The addition of these four schools expands upon the four included in the program in 2021 – Alabama, North Carolina, Washington, and Wisconsin. Football players at all eight universities may voluntarily opt in to the program. 

Mouthguards equipped with sensors will provide a substantial amount of information about what the head experiences during an impact. This information will improve efforts to understand and reduce concussions in football. Doubling the number of participating universities will lead to a substantial increase in the amount of data collected for even more analysis. 

The data from the mouthguard sensors will supplement identical data collection underway at four NFL clubs. From this data, NFL engineers will continue to analyze the frequency and severity of impacts in games and practices. In turn, this will help reinforce the league's approach to injury reduction, including rules changes, safety equipment, training techniques, and player behavior.

The custom fit of the mouthguards that house the sensors is made possible in part by NFL partner Align Technology. Dental professionals used iTero™ intraoral scanners to scan participants' teeth to aid in the creation of a personalized mouthguard. Align worked with all eight universities to facilitate scans for more than 250 participating players.

Each participating NCAA program will receive a statistical analysis of player impacts specific to their team, which will help the program refine its own efforts to advance player health and safety.

"We are excited about the opportunity to partner with the NFL to assist them in collecting more data to better understand on-field head impacts," said Dr. James Clugston, University of Florida team physician. "The research will continue to help make the game of football safer and will guide us to develop best practices for equipment design, rules of competition and practice drills."

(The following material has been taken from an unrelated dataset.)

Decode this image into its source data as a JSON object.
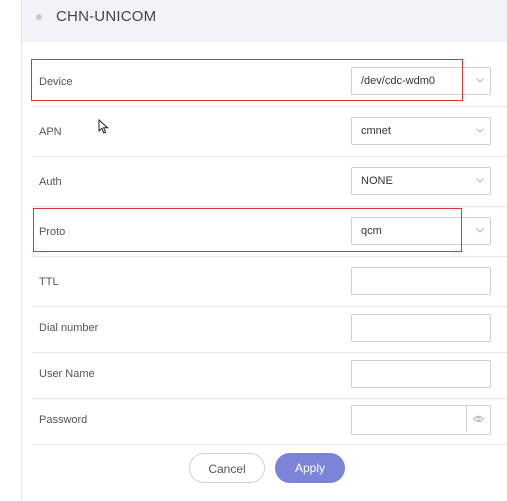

Data collected across the mouthguard program will continue to be anonymized and analyzed by the NFL-NFLPA's independent engineering experts at Biocore and the Center for Injury Research and Prevention at the Children's Hospital of Philadelphia.

"I'm thrilled to welcome the four new universities into this program, all of which – like the four founding universities – share our commitment to research in service of building a safer, better game," said Jennifer Langton, senior vice president of Health and Safety Innovation, NFL. "By collecting a larger amount of mouthguard data, we can further our efforts to reduce concussions while also accelerating our broader goal to reduce all head impacts at all levels of the sport."

The mouthguard sensor program launched in 2019 as part of the NFL's $60 million commitment to promote health and safety initiatives. The NFL remains committed to upholding the highest ethical standards for scientific research studies and, as a result, each of the participating university's Independent Review Boards (IRB) has reviewed and approved the terms of this study.